    • 1871, N. Orr, De Witt's Connecticut Cook Book and Housekeeper's Assistant, page 49:
      To Broil a Sweetbread. [...] To Marble Veal.
    • 1904, Annual Report of the Wisconsin State Board of Agriculture for the year 1903, page 309:
      The Merino sheep is likely to put his weight largely into tallow around the stomach, intestines and on his kidneys, instead of mixing fairly with the meat, instead of marbling the meat.
    • 1972, Helena Curtis, Invitation to biology:
      High-protein food is given cattle to fatten or "finish" them before marketing; marbling the meat with fat improves its taste, although not its nutritional value.
    • 2004, Mary Ellen Snodgrass, Encyclopedia of kitchen history, page 684:
      Either by forcing the lardoon out with a plunger, by pushing it with a knife point, or by trailing it behind the needle, the cook artificially marbles the meat. For French cooks intent on larding, traditionally, the choice fat was the lard gras (pork fat).
    • 2007, Chuck Wooster, Geoff Hansen, Living with Sheep: Everything You Need to Know to Raise Your Own Flock, page 69:

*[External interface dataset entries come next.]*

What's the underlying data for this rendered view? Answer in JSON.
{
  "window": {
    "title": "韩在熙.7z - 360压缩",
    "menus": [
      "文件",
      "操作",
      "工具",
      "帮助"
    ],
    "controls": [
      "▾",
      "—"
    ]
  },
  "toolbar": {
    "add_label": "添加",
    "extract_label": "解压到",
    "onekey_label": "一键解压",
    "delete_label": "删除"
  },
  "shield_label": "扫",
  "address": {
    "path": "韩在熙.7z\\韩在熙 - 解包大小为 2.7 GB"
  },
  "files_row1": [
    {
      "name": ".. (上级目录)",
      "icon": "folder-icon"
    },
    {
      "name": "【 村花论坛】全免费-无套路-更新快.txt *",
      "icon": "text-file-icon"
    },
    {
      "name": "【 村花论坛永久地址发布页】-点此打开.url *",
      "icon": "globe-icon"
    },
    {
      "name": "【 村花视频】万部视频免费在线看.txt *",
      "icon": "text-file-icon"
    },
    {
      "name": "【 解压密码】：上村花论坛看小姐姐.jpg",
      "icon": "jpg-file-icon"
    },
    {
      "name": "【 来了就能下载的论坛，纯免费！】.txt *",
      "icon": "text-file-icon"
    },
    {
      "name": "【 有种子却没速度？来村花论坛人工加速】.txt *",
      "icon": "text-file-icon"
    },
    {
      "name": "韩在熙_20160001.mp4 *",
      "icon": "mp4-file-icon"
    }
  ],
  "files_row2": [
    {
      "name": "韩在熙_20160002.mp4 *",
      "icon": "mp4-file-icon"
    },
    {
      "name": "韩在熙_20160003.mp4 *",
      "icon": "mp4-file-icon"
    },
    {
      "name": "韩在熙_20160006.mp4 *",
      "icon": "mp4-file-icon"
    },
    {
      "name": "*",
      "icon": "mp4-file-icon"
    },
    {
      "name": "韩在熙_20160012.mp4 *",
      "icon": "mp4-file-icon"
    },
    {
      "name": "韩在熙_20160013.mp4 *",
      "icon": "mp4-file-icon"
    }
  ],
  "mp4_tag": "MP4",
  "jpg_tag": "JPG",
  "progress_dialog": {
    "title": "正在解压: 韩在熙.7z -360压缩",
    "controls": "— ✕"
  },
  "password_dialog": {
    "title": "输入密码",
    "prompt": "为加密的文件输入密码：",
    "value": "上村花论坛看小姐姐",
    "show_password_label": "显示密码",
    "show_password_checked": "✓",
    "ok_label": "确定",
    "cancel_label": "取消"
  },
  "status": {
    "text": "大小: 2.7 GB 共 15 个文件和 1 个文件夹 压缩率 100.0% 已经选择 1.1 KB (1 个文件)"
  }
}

      Farmers feed grain to dairy cows to increase their milk production, and they feed it to cattle to marble their beef with fat.
    • 2008, Frank Stitt, Frank Stitt's Bottega Favorita, page 165:
      So you have these hogs that are long and thick like a Tootsie Roll yet have a mere one percent leaf fat — the supple pure fat that marbles the meat and carries that distinctive pork flavor. Once cooked, this pork is about as tasty as cardboard.
    • 2008, J. V. Jones, A Sword from Red Ice: Book Three of Sword of Shadows, page 535:
      The fat marbling the meat had started to turn green.
    • 2009, Geoff Garvey, Mark Ellingham, Rough guide to Andalucía, page 388:
      The meat of these black pigs is exceptionally fatty when eaten as pork but the same fat that marbles the meat adds to the tenderness during the curing process.
  4. (intransitive, of cattle) (to have its meat become interlaced with fat):
    • 1980, Farm Journal, volume 104, page 174:
      Some new technology, like electrical stimulation, could also enhance the value of cattle that never seem to marble regardless of their time [...]
    • 1999, Kathleen Jo Ryan, Deep in the heart of Texas: Texas ranchers in their own words, page 99:
      We've gone mostly to black bulls — Angus bulls because today the packers like black cattle. They seem to marble better.
    • 2000, in Business Perspectives, Volumes 13-14,[1] Memphis State University Bureau of Business and Economic Research, page 35:
      [] beef in the most efficient manner. Information about how an animal grades, how much it weighs, how it marbles and how it has converted feed helps farmers hone their growing practices.
    • 2009, Heather Smith Thomas, Storey’s Guide to Raising Beef Cattle, page 62:
      Thus the Angus-type beef calf may marble and finish quicker and be ready to butcher as a yearling.
  5. (intransitive, of meat) (to become interlaced with fat):
    • 1912, The Penn state farmer, volume 5, number 1-8, page 88:
      The meat marbles well. They are high dressers, being short legged and chunky and the meat is in the right place with a high percentage of choice cuts. This is why the butchers like them.
    • 1970, “California farmer”, in (Please provide the book title or journal name), volume 232:
      Although the meat marbles nicely, according to Smith, the animals are not inclined to put on fat.
    • 1974, Rising cost of meat: hearings before the Subcommittee on Domestic Marketing and Consumer Relations:
      As we feed these cattle corn their meat marbles. By marbling, I mean the red meat cells are surrounded with fat
    • 1978, Theodore Carroll Byerly, The role of ruminants in support of man:
      ... claims probably stem from people having eaten beef from older, thinner animals which had rarely had enough excess energy in their diet to cause the meat to marble.